Strange bedfellows. Shas epitomizes low life, embezzling, bottom of the barrel. And you will sleep with dogs if they share your view. Carter is an absolute nobody. He is beyond contempt. More than likely, Yishai sees the possibility of pockets a few shekels with the the Shas call to arms.
My snore quote of April 18th:
“This is unlike you and Jimmy Carter, who actually sympathize with the goals of these groups.”
Why can’t the shepherds invent a couple of new slogans for their sheep? We are all a bit bored by now by this equation.
I don’t think this is that significant – Yishai isn’t breaking the government policy as he’s been quite explicit that he only wants to meet with Hamas vis-a-vis the prisoner exchange, rather than more comprehensive issues.
You are wrong. No Israeli cabinet minister has met directly with Hamas, yet Yishai wishes to do so. No Israeli cabinet minister met with Carter on this trip except Yishai. So Yishai broke 2 boycotts. That’s big stuff. SOrry you don’t recognize that.
He’s said he wishes to do so in the knowledge that his membership in the cabinet precludes him from doing that. And I’m not sure how formal the ‘boycott’ of Carter was – i.e. whether or not cabinet ministers were actually told not to meet him. If he actually does meet with Meshal – which I very much doubt – then there will be a story there.
@Joe: I’m always amused by people who point fingers at the “other guys” in Israeli politics warning how corrupt THEY are. While of course MY party is pure as the driven snow. Is Shas corrupt? Sure.
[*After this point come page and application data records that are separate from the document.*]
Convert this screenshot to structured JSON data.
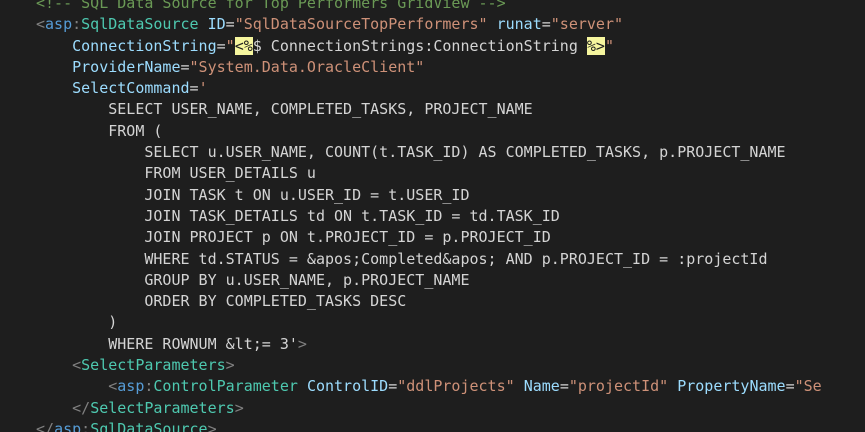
{
  "lines": [
    {
      "indent": "",
      "segments": [
        {
          "t": "<!-- SQL Data Source for Top Performers GridView -->",
          "c": "comment"
        }
      ]
    },
    {
      "indent": "",
      "segments": [
        {
          "t": "<",
          "c": "punct"
        },
        {
          "t": "asp",
          "c": "tag"
        },
        {
          "t": ":",
          "c": "punct"
        },
        {
          "t": "SqlDataSource",
          "c": "tagx"
        },
        {
          "t": " ",
          "c": "txt"
        },
        {
          "t": "ID",
          "c": "attr"
        },
        {
          "t": "=",
          "c": "txt"
        },
        {
          "t": "\"SqlDataSourceTopPerformers\"",
          "c": "str"
        },
        {
          "t": " ",
          "c": "txt"
        },
        {
          "t": "runat",
          "c": "attr"
        },
        {
          "t": "=",
          "c": "txt"
        },
        {
          "t": "\"server\"",
          "c": "str"
        }
      ]
    },
    {
      "indent": "    ",
      "segments": [
        {
          "t": "ConnectionString",
          "c": "attr"
        },
        {
          "t": "=",
          "c": "txt"
        },
        {
          "t": "\"",
          "c": "str"
        },
        {
          "t": "<%",
          "c": "delim"
        },
        {
          "t": "$ ConnectionStrings:ConnectionString ",
          "c": "txt"
        },
        {
          "t": "%>",
          "c": "delim"
        },
        {
          "t": "\"",
          "c": "str"
        }
      ]
    },
    {
      "indent": "    ",
      "segments": [
        {
          "t": "ProviderName",
          "c": "attr"
        },
        {
          "t": "=",
          "c": "txt"
        },
        {
          "t": "\"System.Data.OracleClient\"",
          "c": "str"
        }
      ]
    },
    {
      "indent": "    ",
      "segments": [
        {
          "t": "SelectCommand",
          "c": "attr"
        },
        {
          "t": "=",
          "c": "txt"
        },
        {
          "t": "'",
          "c": "str"
        }
      ]
    },
    {
      "indent": "        ",
      "segments": [
        {
          "t": "SELECT USER_NAME, COMPLETED_TASKS, PROJECT_NAME",
          "c": "txt"
        }
      ]
    },
    {
      "indent": "        ",
      "segments": [
        {
          "t": "FROM (",
          "c": "txt"
        }
      ]
    },
    {
      "indent": "            ",
      "segments": [
        {
          "t": "SELECT u.USER_NAME, COUNT(t.TASK_ID) AS COMPLETED_TASKS, p.PROJECT_NAME",
          "c": "txt"
        }
      ]
    },
    {
      "indent": "            ",
      "segments": [
        {
          "t": "FROM USER_DETAILS u",
          "c": "txt"
        }
      ]
    },
    {
      "indent": "            ",
      "segments": [
        {
          "t": "JOIN TASK t ON u.USER_ID = t.USER_ID",
          "c": "txt"
        }
      ]
    },
    {
      "indent": "            ",
      "segments": [
        {
          "t": "JOIN TASK_DETAILS td ON t.TASK_ID = td.TASK_ID",
          "c": "txt"
        }
      ]
    },
    {
      "indent": "            ",
      "segments": [
        {
          "t": "JOIN PROJECT p ON t.PROJECT_ID = p.PROJECT_ID",
          "c": "txt"
        }
      ]
    },
    {
      "indent": "            ",
      "segments": [
        {
          "t": "WHERE td.STATUS = &apos;Completed&apos; AND p.PROJECT_ID = :projectId",
          "c": "txt"
        }
      ]
    },
    {
      "indent": "            ",
      "segments": [
        {
          "t": "GROUP BY u.USER_NAME, p.PROJECT_NAME",
          "c": "txt"
        }
      ]
    },
    {
      "indent": "            ",
      "segments": [
        {
          "t": "ORDER BY COMPLETED_TASKS DESC",
          "c": "txt"
        }
      ]
    },
    {
      "indent": "        ",
      "segments": [
        {
          "t": ")",
          "c": "txt"
        }
      ]
    },
    {
      "indent": "        ",
      "segments": [
        {
          "t": "WHERE ROWNUM &lt;= 3'",
          "c": "txt"
        },
        {
          "t": ">",
          "c": "punct"
        }
      ]
    },
    {
      "indent": "    ",
      "segments": [
        {
          "t": "<",
          "c": "punct"
        },
        {
          "t": "SelectParameters",
          "c": "tagx"
        },
        {
          "t": ">",
          "c": "punct"
        }
      ]
    },
    {
      "indent": "        ",
      "segments": [
        {
          "t": "<",
          "c": "punct"
        },
        {
          "t": "asp",
          "c": "tag"
        },
        {
          "t": ":",
          "c": "punct"
        },
        {
          "t": "ControlParameter",
          "c": "tagx"
        },
        {
          "t": " ",
          "c": "txt"
        },
        {
          "t": "ControlID",
          "c": "attr"
        },
        {
          "t": "=",
          "c": "txt"
        },
        {
          "t": "\"ddlProjects\"",
          "c": "str"
        },
        {
          "t": " ",
          "c": "txt"
        },
        {
          "t": "Name",
          "c": "attr"
        },
        {
          "t": "=",
          "c": "txt"
        },
        {
          "t": "\"projectId\"",
          "c": "str"
        },
        {
          "t": " ",
          "c": "txt"
        },
        {
          "t": "PropertyName",
          "c": "attr"
        },
        {
          "t": "=",
          "c": "txt"
        },
        {
          "t": "\"Se",
          "c": "str"
        }
      ]
    },
    {
      "indent": "    ",
      "segments": [
        {
          "t": "</",
          "c": "punct"
        },
        {
          "t": "SelectParameters",
          "c": "tagx"
        },
        {
          "t": ">",
          "c": "punct"
        }
      ]
    },
    {
      "indent": "",
      "segments": [
        {
          "t": "</",
          "c": "punct"
        },
        {
          "t": "asp",
          "c": "tag"
        },
        {
          "t": ":",
          "c": "punct"
        },
        {
          "t": "SqlDataSource",
          "c": "tagx"
        },
        {
          "t": ">",
          "c": "punct"
        }
      ]
    }
  ]
}
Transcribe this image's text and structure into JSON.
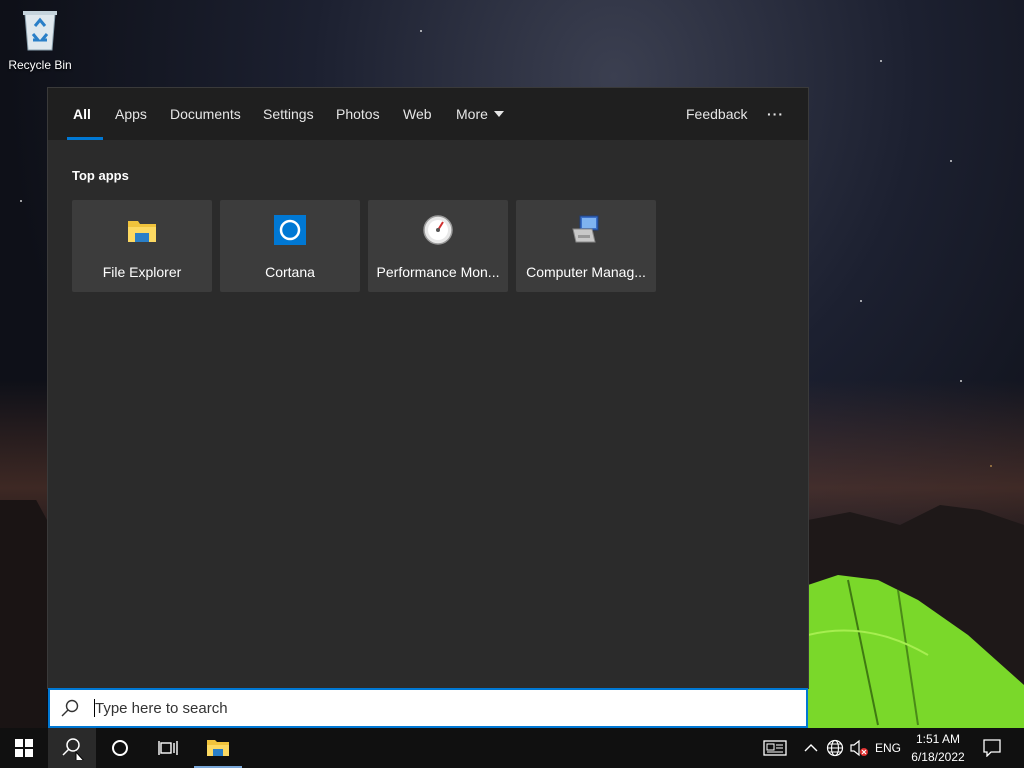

But isn’t the system basically encouraging them to be corrupt or at least winking its eye at it?
I don’t like Israel being a theocracy. At the time when the Orthodox stop having a monopoly on certain social functions (like education–at least the education of their own), then I’ll be the first in line to say: “Stop this.” But as long as Israel remains a theocracy then I’m afraid what Shas does is merely manipulate the system in ways the system allows it to.
I don’t approve of Shas’ corruption nor of its views on religious affairs. But its views on the I-P conflict are often quite moderate & therefore worth listening to.
Not very related to the subject, but I’m thinking, since no Seculars nor Ashkenazim are allowed in Shas, is this an ‘apartheid’ party?
Shas certainly is what I’d call a “tribal” political party based on narrow ethnic/religious outlook. That’s what I have against it. But then again, it feels somewhat more affinity for both Mizrahi Israelis & the Arab world in general. So it brings something to the table that the Ashkenazi dominated parties don’t.